EXERCISE DESCRIPTION: If a line in the entries contains the string "true", include that line in your answer.

··· DATASET EXTRACT ···

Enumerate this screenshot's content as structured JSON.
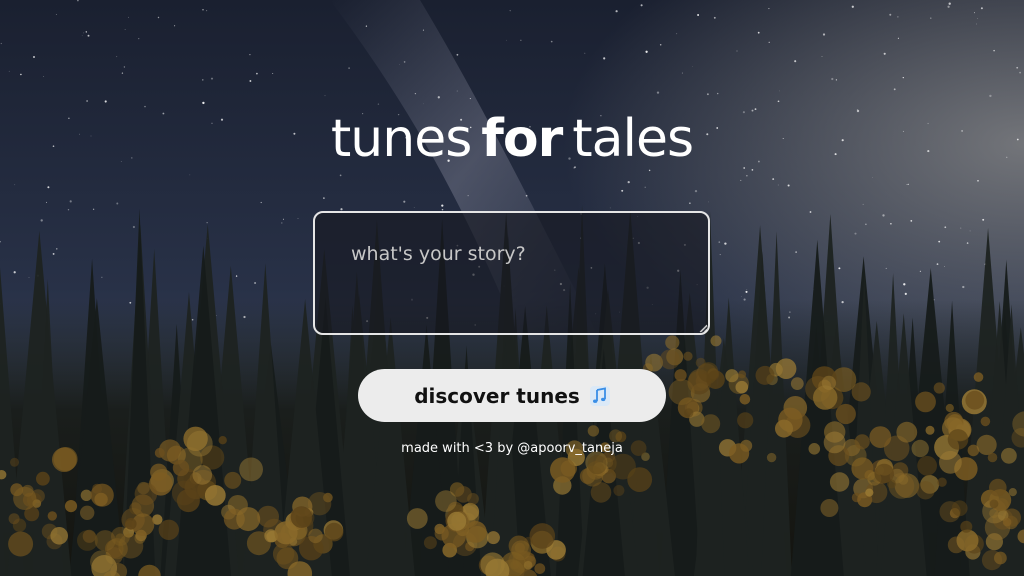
{
  "title": {
    "part1": "tunes",
    "part2": "for",
    "part3": "tales"
  },
  "story_input": {
    "placeholder": "what's your story?",
    "value": ""
  },
  "discover_button": {
    "label": "discover tunes",
    "icon": "music-notes-icon"
  },
  "footer": {
    "text": "made with <3 by @apoorv_taneja"
  },
  "background": {
    "description_colors": {
      "sky_top": "#1a2030",
      "sky_mid": "#2a3348",
      "forest_dark": "#1a1f1c",
      "autumn_leaves": "#8a6a2a",
      "moon_glow": "#9a9a9a"
    }
  },
  "colors": {
    "text": "#ffffff",
    "button_bg": "#ececec",
    "button_text": "#111111",
    "input_border": "#e6e6e6",
    "icon_blue": "#3a8ee6"
  }
}
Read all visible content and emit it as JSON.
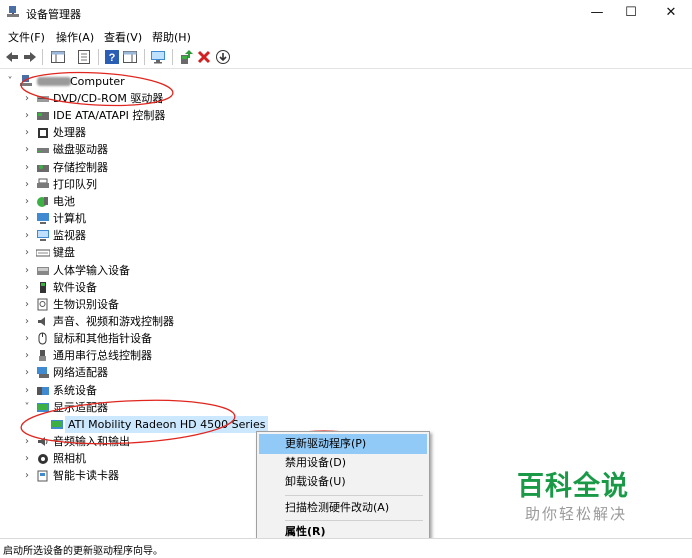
{
  "window": {
    "title": "设备管理器",
    "minimize_glyph": "—",
    "maximize_glyph": "☐",
    "close_glyph": "✕"
  },
  "menu": [
    "文件(F)",
    "操作(A)",
    "查看(V)",
    "帮助(H)"
  ],
  "toolbar": {
    "icons": [
      "back-icon",
      "forward-icon",
      "show-hide-console-tree-icon",
      "properties-icon",
      "help-icon",
      "show-action-pane-icon",
      "scan-monitor-icon",
      "update-driver-icon",
      "uninstall-icon",
      "download-driver-icon"
    ]
  },
  "tree": {
    "root": "Computer",
    "items": [
      {
        "label": "DVD/CD-ROM 驱动器",
        "icon": "dvd-drive-icon",
        "expanded": false
      },
      {
        "label": "IDE ATA/ATAPI 控制器",
        "icon": "ide-controller-icon",
        "expanded": false
      },
      {
        "label": "处理器",
        "icon": "processor-icon",
        "expanded": false
      },
      {
        "label": "磁盘驱动器",
        "icon": "disk-drive-icon",
        "expanded": false
      },
      {
        "label": "存储控制器",
        "icon": "storage-controller-icon",
        "expanded": false
      },
      {
        "label": "打印队列",
        "icon": "printer-icon",
        "expanded": false
      },
      {
        "label": "电池",
        "icon": "battery-icon",
        "expanded": false
      },
      {
        "label": "计算机",
        "icon": "computer-icon",
        "expanded": false
      },
      {
        "label": "监视器",
        "icon": "monitor-icon",
        "expanded": false
      },
      {
        "label": "键盘",
        "icon": "keyboard-icon",
        "expanded": false
      },
      {
        "label": "人体学输入设备",
        "icon": "hid-icon",
        "expanded": false
      },
      {
        "label": "软件设备",
        "icon": "software-device-icon",
        "expanded": false
      },
      {
        "label": "生物识别设备",
        "icon": "biometric-icon",
        "expanded": false
      },
      {
        "label": "声音、视频和游戏控制器",
        "icon": "sound-icon",
        "expanded": false
      },
      {
        "label": "鼠标和其他指针设备",
        "icon": "mouse-icon",
        "expanded": false
      },
      {
        "label": "通用串行总线控制器",
        "icon": "usb-icon",
        "expanded": false
      },
      {
        "label": "网络适配器",
        "icon": "network-adapter-icon",
        "expanded": false
      },
      {
        "label": "系统设备",
        "icon": "system-device-icon",
        "expanded": false
      },
      {
        "label": "显示适配器",
        "icon": "display-adapter-icon",
        "expanded": true
      },
      {
        "label": "ATI Mobility Radeon HD 4500 Series",
        "icon": "display-adapter-icon",
        "child": true
      },
      {
        "label": "音频输入和输出",
        "icon": "audio-io-icon",
        "expanded": false
      },
      {
        "label": "照相机",
        "icon": "camera-icon",
        "expanded": false
      },
      {
        "label": "智能卡读卡器",
        "icon": "smart-card-reader-icon",
        "expanded": false
      }
    ]
  },
  "context_menu": {
    "items": [
      "更新驱动程序(P)",
      "禁用设备(D)",
      "卸载设备(U)",
      "扫描检测硬件改动(A)",
      "属性(R)"
    ],
    "highlighted": "更新驱动程序(P)"
  },
  "status": "启动所选设备的更新驱动程序向导。",
  "watermark": {
    "title": "百科全说",
    "subtitle": "助你轻松解决"
  },
  "colors": {
    "selection": "#cce8ff",
    "menu_highlight": "#91c9f7",
    "annotation_red": "#e0261e",
    "watermark_green": "#1a9a47"
  }
}
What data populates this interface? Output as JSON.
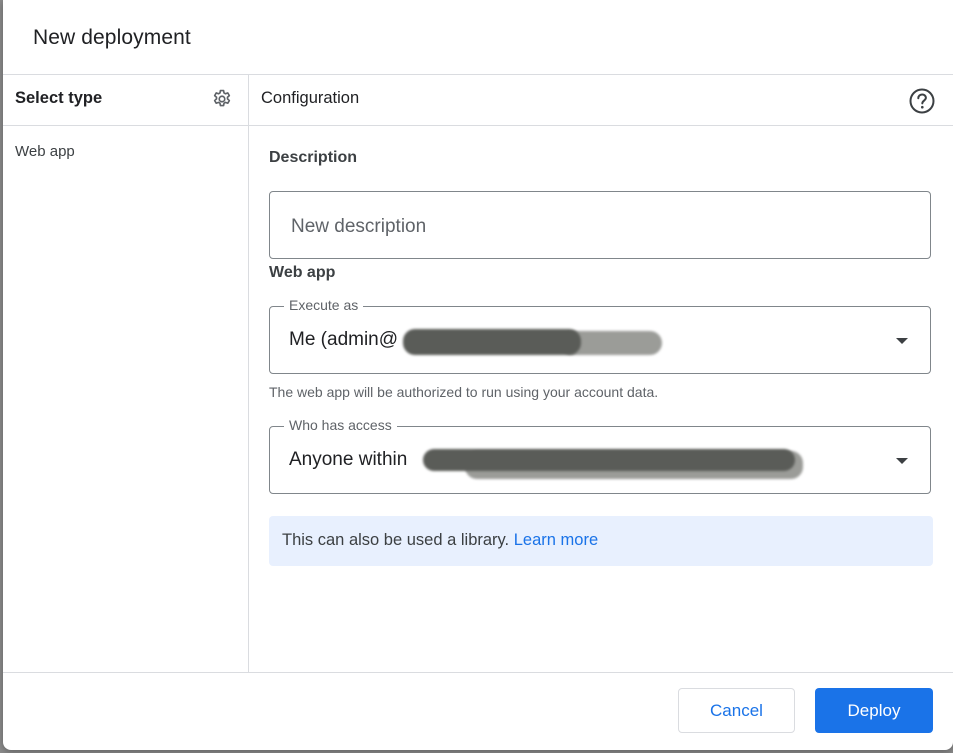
{
  "dialog": {
    "title": "New deployment"
  },
  "left_panel": {
    "header": "Select type",
    "settings_icon": "gear-icon",
    "types": [
      "Web app"
    ]
  },
  "right_panel": {
    "header": "Configuration",
    "help_icon": "help-circle-icon",
    "description_section": "Description",
    "description_placeholder": "New description",
    "description_value": "",
    "webapp_section": "Web app",
    "execute_as": {
      "legend": "Execute as",
      "value": "Me (admin@"
    },
    "execute_helper": "The web app will be authorized to run using your account data.",
    "who_has_access": {
      "legend": "Who has access",
      "value": "Anyone within"
    },
    "info": {
      "text": "This can also be used a library.",
      "link": "Learn more"
    }
  },
  "footer": {
    "cancel_label": "Cancel",
    "deploy_label": "Deploy"
  },
  "colors": {
    "accent": "#1a73e8",
    "info_bg": "#e8f0fe",
    "divider": "#dadce0"
  }
}
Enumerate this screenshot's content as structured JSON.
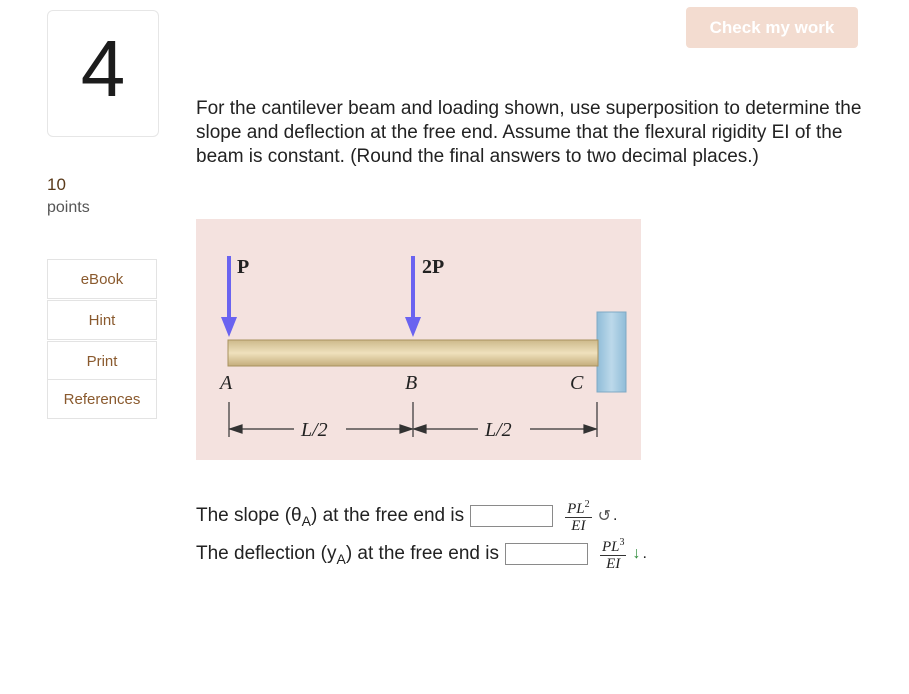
{
  "question": {
    "number": "4",
    "points_value": "10",
    "points_label": "points"
  },
  "sidebar": {
    "buttons": [
      {
        "label": "eBook"
      },
      {
        "label": "Hint"
      },
      {
        "label": "Print"
      },
      {
        "label": "References"
      }
    ]
  },
  "header": {
    "check_label": "Check my work"
  },
  "prompt": "For the cantilever beam and loading shown, use superposition to determine the slope and deflection at the free end. Assume that the flexural rigidity EI of the beam is constant. (Round the final answers to two decimal places.)",
  "figure": {
    "load_p": "P",
    "load_2p": "2P",
    "point_a": "A",
    "point_b": "B",
    "point_c": "C",
    "dim_left": "L/2",
    "dim_right": "L/2",
    "colors": {
      "background": "#f4e2df",
      "arrow": "#6a63f0",
      "beam": "#e6d3a8",
      "wall": "#9fc6df"
    }
  },
  "answers": {
    "slope": {
      "prefix": "The slope (θ",
      "sub": "A",
      "suffix": ") at the free end is",
      "value": "",
      "unit_num_base": "PL",
      "unit_num_exp": "2",
      "unit_den": "EI",
      "direction_icon": "counterclockwise-rotation-icon",
      "direction_glyph": "↺",
      "direction_color": "#555555",
      "end": "."
    },
    "deflection": {
      "prefix": "The deflection (y",
      "sub": "A",
      "suffix": ") at the free end is",
      "value": "",
      "unit_num_base": "PL",
      "unit_num_exp": "3",
      "unit_den": "EI",
      "direction_icon": "down-arrow-icon",
      "direction_glyph": "↓",
      "direction_color": "#2e8b3a",
      "end": "."
    }
  }
}
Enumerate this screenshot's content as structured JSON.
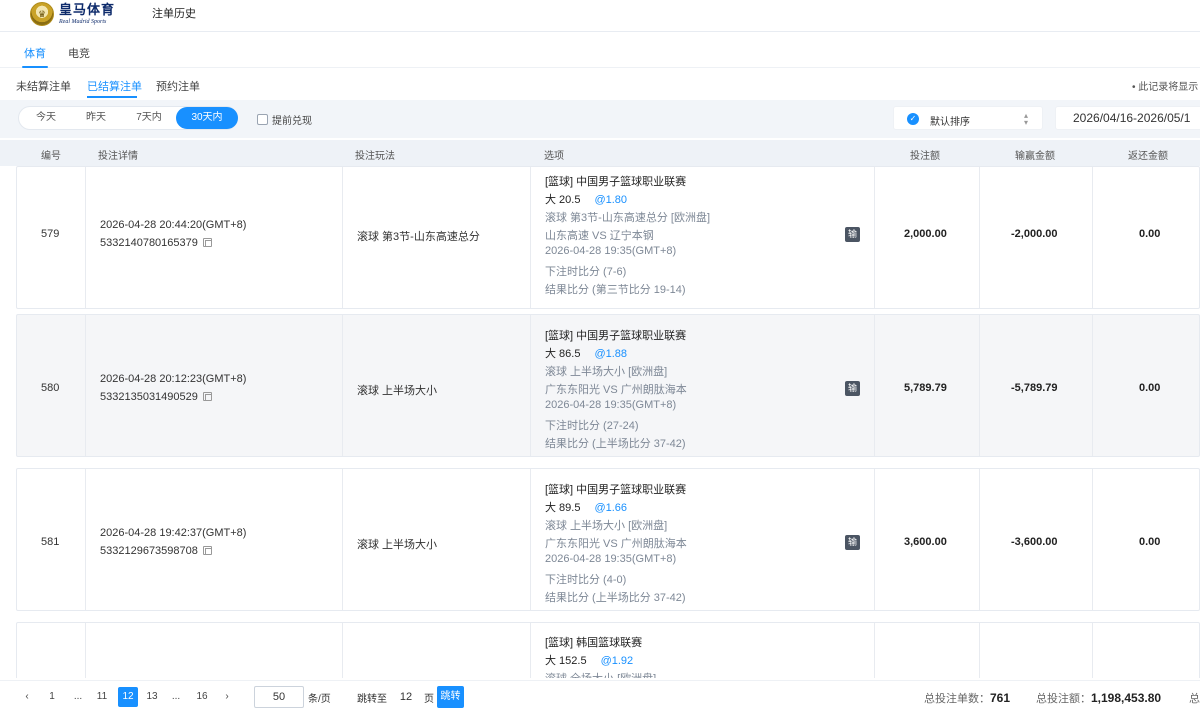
{
  "header": {
    "logo_cn": "皇马体育",
    "logo_en": "Real Madrid Sports",
    "page_title": "注单历史"
  },
  "top_tabs": [
    {
      "label": "体育",
      "active": true
    },
    {
      "label": "电竞",
      "active": false
    }
  ],
  "sub_tabs": [
    {
      "label": "未结算注单",
      "active": false
    },
    {
      "label": "已结算注单",
      "active": true
    },
    {
      "label": "预约注单",
      "active": false
    }
  ],
  "record_note": "• 此记录将显示",
  "filters": {
    "ranges": [
      {
        "label": "今天",
        "active": false
      },
      {
        "label": "昨天",
        "active": false
      },
      {
        "label": "7天内",
        "active": false
      },
      {
        "label": "30天内",
        "active": true
      }
    ],
    "early_cashout_label": "提前兑现",
    "early_cashout_checked": false,
    "sort_label": "默认排序",
    "date_range": "2026/04/16-2026/05/1"
  },
  "columns": [
    "编号",
    "投注详情",
    "投注玩法",
    "选项",
    "投注额",
    "输赢金额",
    "返还金额"
  ],
  "rows": [
    {
      "id": "579",
      "datetime": "2026-04-28 20:44:20(GMT+8)",
      "order_no": "5332140780165379",
      "play": "滚球   第3节-山东高速总分",
      "league": "[篮球] 中国男子篮球职业联赛",
      "pick": "大 20.5",
      "odds": "@1.80",
      "market": "滚球 第3节-山东高速总分 [欧洲盘]",
      "match": "山东高速 VS 辽宁本钢",
      "match_time": "2026-04-28 19:35(GMT+8)",
      "bet_score": "下注时比分 (7-6)",
      "result_score": "结果比分 (第三节比分 19-14)",
      "result_badge": "输",
      "stake": "2,000.00",
      "win_loss": "-2,000.00",
      "returned": "0.00"
    },
    {
      "id": "580",
      "datetime": "2026-04-28 20:12:23(GMT+8)",
      "order_no": "5332135031490529",
      "play": "滚球   上半场大小",
      "league": "[篮球] 中国男子篮球职业联赛",
      "pick": "大 86.5",
      "odds": "@1.88",
      "market": "滚球 上半场大小 [欧洲盘]",
      "match": "广东东阳光 VS 广州朗肽海本",
      "match_time": "2026-04-28 19:35(GMT+8)",
      "bet_score": "下注时比分 (27-24)",
      "result_score": "结果比分 (上半场比分 37-42)",
      "result_badge": "输",
      "stake": "5,789.79",
      "win_loss": "-5,789.79",
      "returned": "0.00"
    },
    {
      "id": "581",
      "datetime": "2026-04-28 19:42:37(GMT+8)",
      "order_no": "5332129673598708",
      "play": "滚球   上半场大小",
      "league": "[篮球] 中国男子篮球职业联赛",
      "pick": "大 89.5",
      "odds": "@1.66",
      "market": "滚球 上半场大小 [欧洲盘]",
      "match": "广东东阳光 VS 广州朗肽海本",
      "match_time": "2026-04-28 19:35(GMT+8)",
      "bet_score": "下注时比分 (4-0)",
      "result_score": "结果比分 (上半场比分 37-42)",
      "result_badge": "输",
      "stake": "3,600.00",
      "win_loss": "-3,600.00",
      "returned": "0.00"
    },
    {
      "id": "",
      "datetime": "",
      "order_no": "",
      "play": "",
      "league": "[篮球] 韩国篮球联赛",
      "pick": "大 152.5",
      "odds": "@1.92",
      "market": "滚球 全场大小 [欧洲盘]",
      "match": "",
      "match_time": "",
      "bet_score": "",
      "result_score": "",
      "result_badge": "",
      "stake": "",
      "win_loss": "",
      "returned": ""
    }
  ],
  "pagination": {
    "pages": [
      "1",
      "...",
      "11",
      "12",
      "13",
      "...",
      "16"
    ],
    "current": "12",
    "prev": "‹",
    "next": "›",
    "page_size": "50",
    "page_size_unit": "条/页",
    "jump_label": "跳转至",
    "jump_value": "12",
    "jump_unit": "页",
    "jump_button": "跳转"
  },
  "summary": {
    "count_label": "总投注单数：",
    "count_value": "761",
    "amount_label": "总投注额：",
    "amount_value": "1,198,453.80",
    "more_label": "总"
  }
}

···

ANSWER TO THE EXERCISE:
        "expanded": true
        "child": true
      "active": true
      "active": true
        "active": true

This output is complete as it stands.